Grape Of The Week: Nebbiolo
One of Italy’s most quintessential grapes, Nebbiolo is an ancient grape, whose name means ‘little foggy one,’ a reflection of the fog that surrounds the mountains in its home region. With thick skin that makes it ideal for aging, Nebbiolo produces rich, medium-bodied wines, with dry tannins and balanced acidity giving it a lovely structure. Notes of cherry, rose, leather, anise, and clay tantalize the palate, making Nebbiolo the perfect accompaniment with butternut squash ravioli, cream-based dishes, and roasted lamb.
With Piedmont accounting for a little over 50 percent of the hectares dedicated to Nebbiolo in Italy, Barolo and Barbaresco are the most well-known Nebbiolo-based wines. A pale garnet in color, Barolos tend to be fuller-bodied and fruity, with common descriptor notes of tar and roses. Barolos are aged for a total of three years, with 18 months spent in oak barrels, and can vary in notes based on their soil type: limestone or sandstone. On the other hand, Barbaresco wines are aged for 26 months, with nine months spent in the barrel. Grown in limestone soil, Barbaresco wines are less earthy and tannic, offering more red fruit notes. An Italian gem, Nebbiolo is also produced in various other wine countries like the United States, Chile, Argentina, South Africa and New Zealand.

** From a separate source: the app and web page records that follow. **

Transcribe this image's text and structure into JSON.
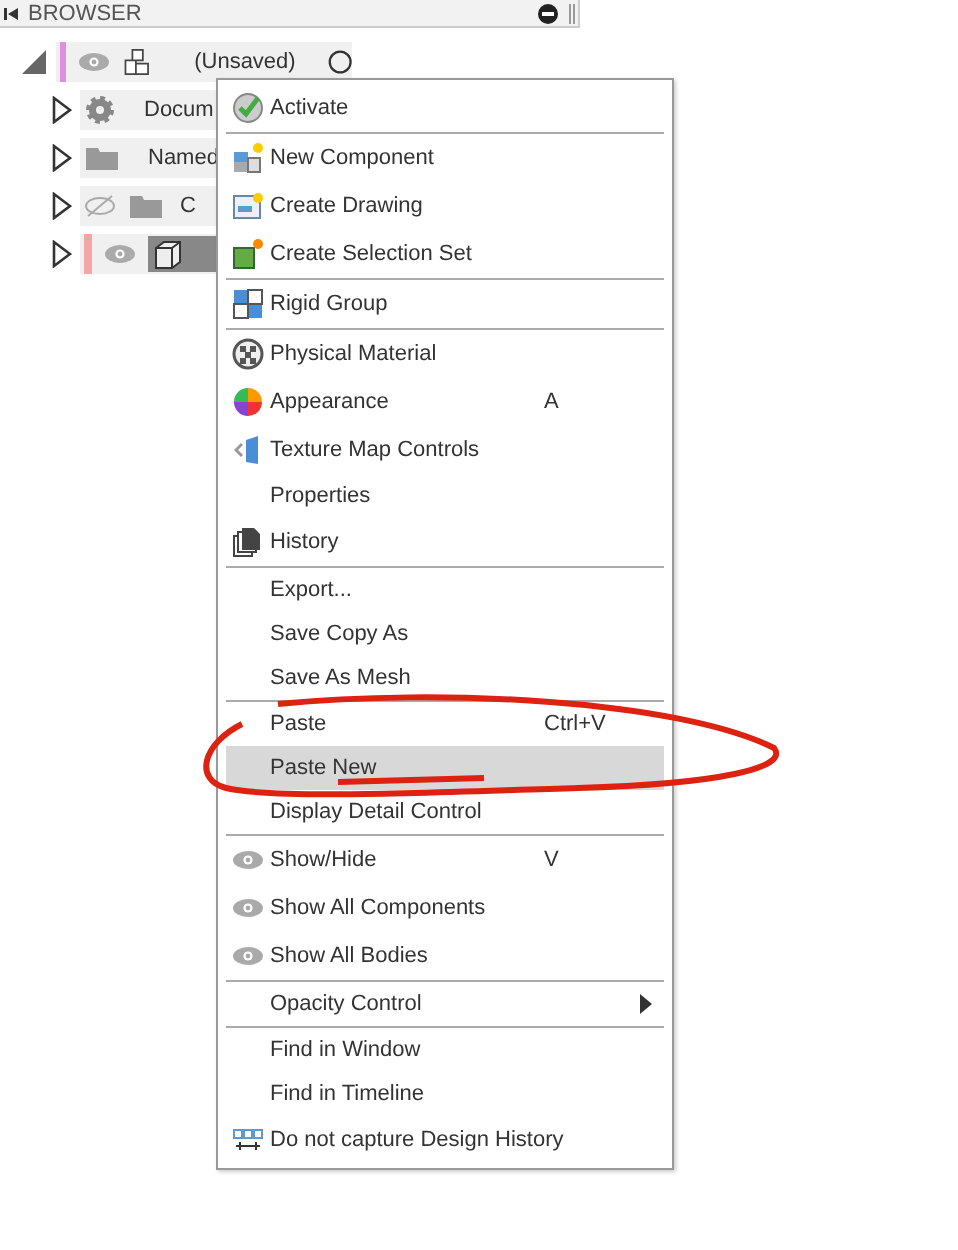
{
  "panel": {
    "title": "BROWSER"
  },
  "tree": [
    {
      "kind": "root",
      "label": "(Unsaved)",
      "expanded": true,
      "visible": true,
      "selected": false
    },
    {
      "kind": "settings",
      "label": "Docum",
      "expanded": false,
      "selected": false
    },
    {
      "kind": "folder",
      "label": "Named",
      "expanded": false,
      "selected": false
    },
    {
      "kind": "folder",
      "label": "C",
      "expanded": false,
      "visible": false,
      "selected": false
    },
    {
      "kind": "body",
      "expanded": false,
      "visible": true,
      "selected": true
    }
  ],
  "menu": [
    {
      "label": "Activate",
      "kind": "check",
      "separator_after": true,
      "selected": false
    },
    {
      "label": "New Component",
      "kind": "component",
      "selected": false
    },
    {
      "label": "Create Drawing",
      "kind": "drawing",
      "selected": false
    },
    {
      "label": "Create Selection Set",
      "kind": "selection",
      "separator_after": true,
      "selected": false
    },
    {
      "label": "Rigid Group",
      "kind": "rigid",
      "separator_after": true,
      "selected": false
    },
    {
      "label": "Physical Material",
      "kind": "material",
      "selected": false
    },
    {
      "label": "Appearance",
      "kind": "appearance",
      "shortcut": "A",
      "selected": false
    },
    {
      "label": "Texture Map Controls",
      "kind": "texture",
      "selected": false
    },
    {
      "label": "Properties",
      "selected": false
    },
    {
      "label": "History",
      "kind": "history",
      "separator_after": true,
      "selected": false
    },
    {
      "label": "Export...",
      "selected": false
    },
    {
      "label": "Save Copy As",
      "selected": false
    },
    {
      "label": "Save As Mesh",
      "separator_after": true,
      "selected": false
    },
    {
      "label": "Paste",
      "shortcut": "Ctrl+V",
      "selected": false
    },
    {
      "label": "Paste New",
      "selected": true
    },
    {
      "label": "Display Detail Control",
      "separator_after": true,
      "selected": false
    },
    {
      "label": "Show/Hide",
      "kind": "eye",
      "shortcut": "V",
      "selected": false
    },
    {
      "label": "Show All Components",
      "kind": "eye",
      "selected": false
    },
    {
      "label": "Show All Bodies",
      "kind": "eye",
      "separator_after": true,
      "selected": false
    },
    {
      "label": "Opacity Control",
      "submenu": true,
      "separator_after": true,
      "selected": false
    },
    {
      "label": "Find in Window",
      "selected": false
    },
    {
      "label": "Find in Timeline",
      "selected": false
    },
    {
      "label": "Do not capture Design History",
      "kind": "capture",
      "selected": false
    }
  ]
}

Ready to explore? Here are some of our fave Nebbiolo wines: